#### DATA SHOWN ####
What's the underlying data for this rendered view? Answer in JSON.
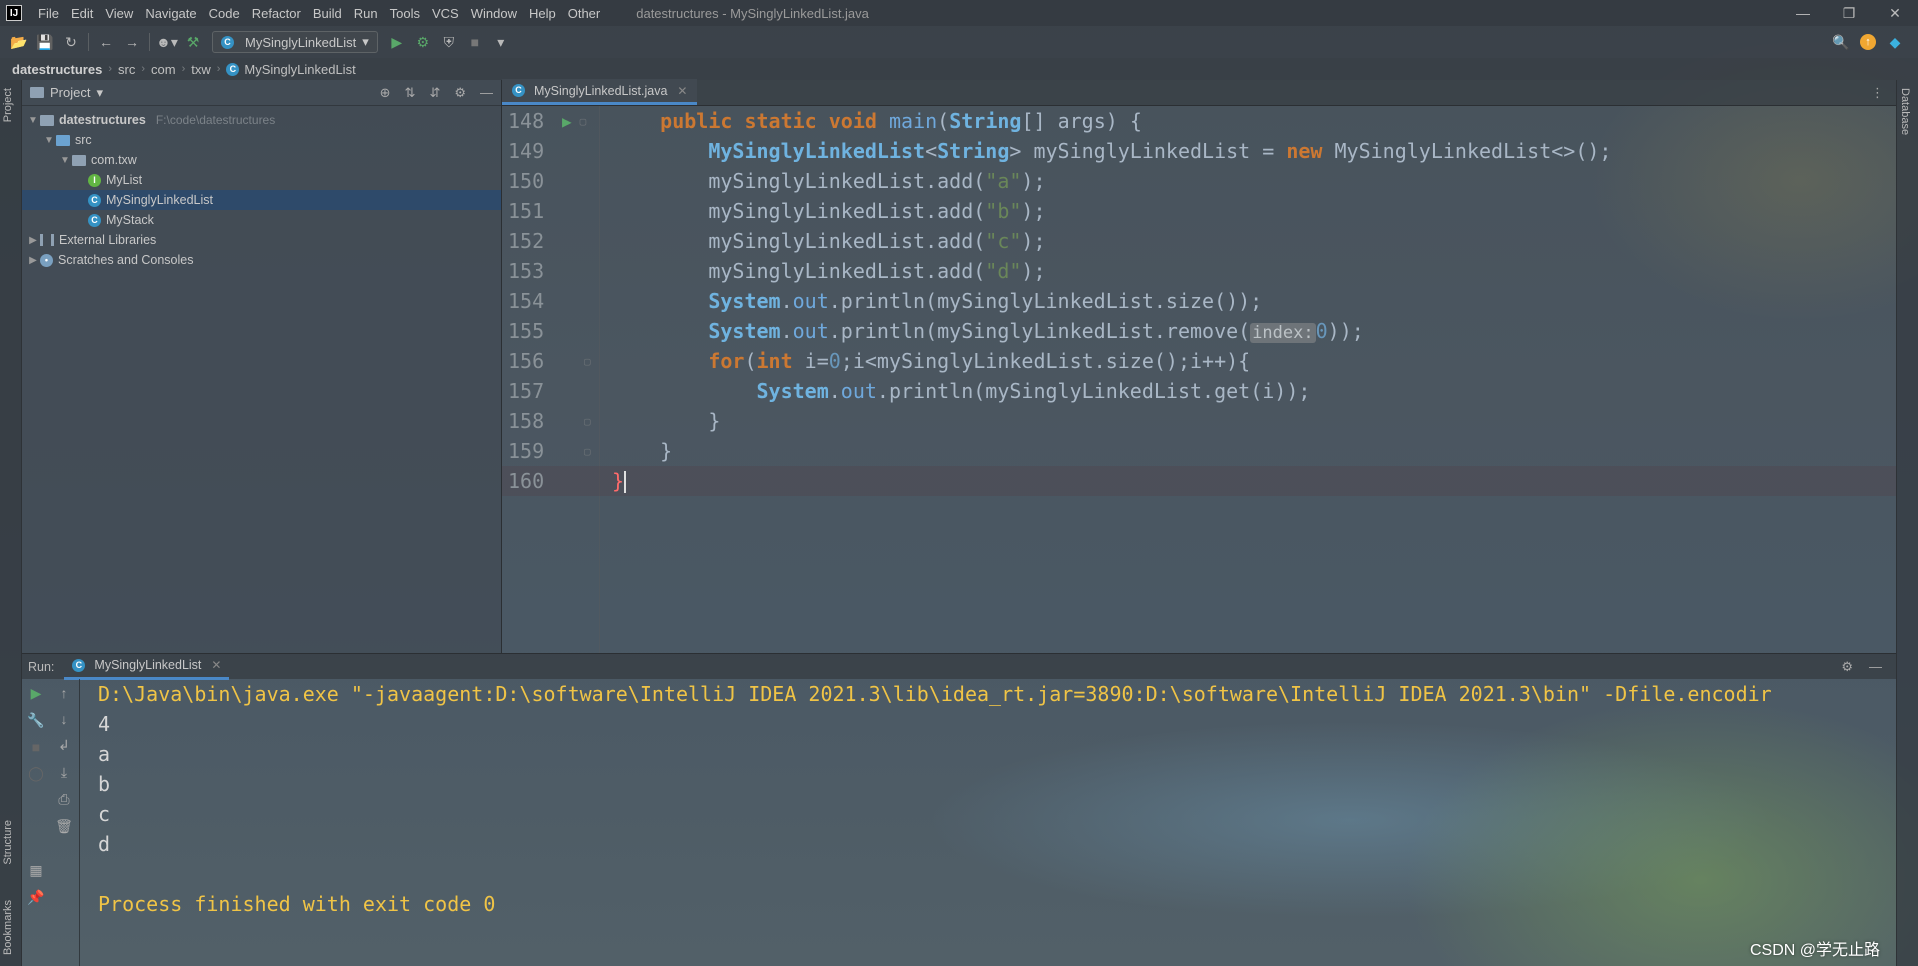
{
  "app": {
    "logo_text": "IJ",
    "window_title": "datestructures - MySinglyLinkedList.java",
    "menu": [
      "File",
      "Edit",
      "View",
      "Navigate",
      "Code",
      "Refactor",
      "Build",
      "Run",
      "Tools",
      "VCS",
      "Window",
      "Help",
      "Other"
    ]
  },
  "toolbar": {
    "run_config": "MySinglyLinkedList"
  },
  "breadcrumb": [
    "datestructures",
    "src",
    "com",
    "txw",
    "MySinglyLinkedList"
  ],
  "stripes": {
    "left_top": "Project",
    "left_mid": "Structure",
    "left_bottom": "Bookmarks",
    "right_top": "Database"
  },
  "project_panel": {
    "title": "Project",
    "tree": [
      {
        "label": "datestructures",
        "path": "F:\\code\\datestructures",
        "level": 0,
        "type": "project"
      },
      {
        "label": "src",
        "level": 1,
        "type": "source"
      },
      {
        "label": "com.txw",
        "level": 2,
        "type": "package"
      },
      {
        "label": "MyList",
        "level": 3,
        "type": "interface"
      },
      {
        "label": "MySinglyLinkedList",
        "level": 3,
        "type": "class",
        "selected": true
      },
      {
        "label": "MyStack",
        "level": 3,
        "type": "class"
      },
      {
        "label": "External Libraries",
        "level": 0,
        "type": "library"
      },
      {
        "label": "Scratches and Consoles",
        "level": 0,
        "type": "scratch"
      }
    ]
  },
  "editor": {
    "tab_label": "MySinglyLinkedList.java",
    "lines": [
      {
        "num": "148"
      },
      {
        "num": "149"
      },
      {
        "num": "150"
      },
      {
        "num": "151"
      },
      {
        "num": "152"
      },
      {
        "num": "153"
      },
      {
        "num": "154"
      },
      {
        "num": "155"
      },
      {
        "num": "156"
      },
      {
        "num": "157"
      },
      {
        "num": "158"
      },
      {
        "num": "159"
      },
      {
        "num": "160"
      }
    ],
    "code": {
      "l148": {
        "kw1": "public",
        "kw2": "static",
        "kw3": "void",
        "fn": "main",
        "p1": "(",
        "ty": "String",
        "p2": "[] args) {"
      },
      "l149": {
        "ty1": "MySinglyLinkedList",
        "p1": "<",
        "ty2": "String",
        "p2": "> mySinglyLinkedList = ",
        "kw": "new",
        "p3": " MySinglyLinkedList<>();"
      },
      "l150": {
        "p1": "mySinglyLinkedList.add(",
        "st": "\"a\"",
        "p2": ");"
      },
      "l151": {
        "p1": "mySinglyLinkedList.add(",
        "st": "\"b\"",
        "p2": ");"
      },
      "l152": {
        "p1": "mySinglyLinkedList.add(",
        "st": "\"c\"",
        "p2": ");"
      },
      "l153": {
        "p1": "mySinglyLinkedList.add(",
        "st": "\"d\"",
        "p2": ");"
      },
      "l154": {
        "ty": "System",
        "p1": ".",
        "fld": "out",
        "p2": ".println(mySinglyLinkedList.size());"
      },
      "l155": {
        "ty": "System",
        "p1": ".",
        "fld": "out",
        "p2": ".println(mySinglyLinkedList.remove(",
        "hint": "index:",
        "num": "0",
        "p3": "));"
      },
      "l156": {
        "kw": "for",
        "p1": "(",
        "kw2": "int",
        "p2": " i=",
        "num": "0",
        "p3": ";i<mySinglyLinkedList.size();i++){"
      },
      "l157": {
        "ty": "System",
        "p1": ".",
        "fld": "out",
        "p2": ".println(mySinglyLinkedList.get(i));"
      },
      "l158": {
        "p1": "}"
      },
      "l159": {
        "p1": "}"
      },
      "l160": {
        "p1": "}"
      }
    }
  },
  "run_panel": {
    "label": "Run:",
    "tab_label": "MySinglyLinkedList",
    "output": [
      "D:\\Java\\bin\\java.exe \"-javaagent:D:\\software\\IntelliJ IDEA 2021.3\\lib\\idea_rt.jar=3890:D:\\software\\IntelliJ IDEA 2021.3\\bin\" -Dfile.encodir",
      "4",
      "a",
      "b",
      "c",
      "d",
      "",
      "Process finished with exit code 0"
    ]
  },
  "watermark": "CSDN @学无止路",
  "colors": {
    "accent": "#4a88c7",
    "keyword": "#cc7832",
    "string": "#6a8759",
    "number": "#6897bb",
    "console_highlight": "#f0c446"
  }
}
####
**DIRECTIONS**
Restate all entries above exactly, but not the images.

**RESPONSE**
What's the underlying data for this rendered view? Answer in JSON.
{
  "app": {
    "logo_text": "IJ",
    "window_title": "datestructures - MySinglyLinkedList.java",
    "menu": [
      "File",
      "Edit",
      "View",
      "Navigate",
      "Code",
      "Refactor",
      "Build",
      "Run",
      "Tools",
      "VCS",
      "Window",
      "Help",
      "Other"
    ]
  },
  "toolbar": {
    "run_config": "MySinglyLinkedList"
  },
  "breadcrumb": [
    "datestructures",
    "src",
    "com",
    "txw",
    "MySinglyLinkedList"
  ],
  "stripes": {
    "left_top": "Project",
    "left_mid": "Structure",
    "left_bottom": "Bookmarks",
    "right_top": "Database"
  },
  "project_panel": {
    "title": "Project",
    "tree": [
      {
        "label": "datestructures",
        "path": "F:\\code\\datestructures",
        "level": 0,
        "type": "project"
      },
      {
        "label": "src",
        "level": 1,
        "type": "source"
      },
      {
        "label": "com.txw",
        "level": 2,
        "type": "package"
      },
      {
        "label": "MyList",
        "level": 3,
        "type": "interface"
      },
      {
        "label": "MySinglyLinkedList",
        "level": 3,
        "type": "class",
        "selected": true
      },
      {
        "label": "MyStack",
        "level": 3,
        "type": "class"
      },
      {
        "label": "External Libraries",
        "level": 0,
        "type": "library"
      },
      {
        "label": "Scratches and Consoles",
        "level": 0,
        "type": "scratch"
      }
    ]
  },
  "editor": {
    "tab_label": "MySinglyLinkedList.java",
    "lines": [
      {
        "num": "148"
      },
      {
        "num": "149"
      },
      {
        "num": "150"
      },
      {
        "num": "151"
      },
      {
        "num": "152"
      },
      {
        "num": "153"
      },
      {
        "num": "154"
      },
      {
        "num": "155"
      },
      {
        "num": "156"
      },
      {
        "num": "157"
      },
      {
        "num": "158"
      },
      {
        "num": "159"
      },
      {
        "num": "160"
      }
    ],
    "code": {
      "l148": {
        "kw1": "public",
        "kw2": "static",
        "kw3": "void",
        "fn": "main",
        "p1": "(",
        "ty": "String",
        "p2": "[] args) {"
      },
      "l149": {
        "ty1": "MySinglyLinkedList",
        "p1": "<",
        "ty2": "String",
        "p2": "> mySinglyLinkedList = ",
        "kw": "new",
        "p3": " MySinglyLinkedList<>();"
      },
      "l150": {
        "p1": "mySinglyLinkedList.add(",
        "st": "\"a\"",
        "p2": ");"
      },
      "l151": {
        "p1": "mySinglyLinkedList.add(",
        "st": "\"b\"",
        "p2": ");"
      },
      "l152": {
        "p1": "mySinglyLinkedList.add(",
        "st": "\"c\"",
        "p2": ");"
      },
      "l153": {
        "p1": "mySinglyLinkedList.add(",
        "st": "\"d\"",
        "p2": ");"
      },
      "l154": {
        "ty": "System",
        "p1": ".",
        "fld": "out",
        "p2": ".println(mySinglyLinkedList.size());"
      },
      "l155": {
        "ty": "System",
        "p1": ".",
        "fld": "out",
        "p2": ".println(mySinglyLinkedList.remove(",
        "hint": "index:",
        "num": "0",
        "p3": "));"
      },
      "l156": {
        "kw": "for",
        "p1": "(",
        "kw2": "int",
        "p2": " i=",
        "num": "0",
        "p3": ";i<mySinglyLinkedList.size();i++){"
      },
      "l157": {
        "ty": "System",
        "p1": ".",
        "fld": "out",
        "p2": ".println(mySinglyLinkedList.get(i));"
      },
      "l158": {
        "p1": "}"
      },
      "l159": {
        "p1": "}"
      },
      "l160": {
        "p1": "}"
      }
    }
  },
  "run_panel": {
    "label": "Run:",
    "tab_label": "MySinglyLinkedList",
    "output": [
      "D:\\Java\\bin\\java.exe \"-javaagent:D:\\software\\IntelliJ IDEA 2021.3\\lib\\idea_rt.jar=3890:D:\\software\\IntelliJ IDEA 2021.3\\bin\" -Dfile.encodir",
      "4",
      "a",
      "b",
      "c",
      "d",
      "",
      "Process finished with exit code 0"
    ]
  },
  "watermark": "CSDN @学无止路",
  "colors": {
    "accent": "#4a88c7",
    "keyword": "#cc7832",
    "string": "#6a8759",
    "number": "#6897bb",
    "console_highlight": "#f0c446"
  }
}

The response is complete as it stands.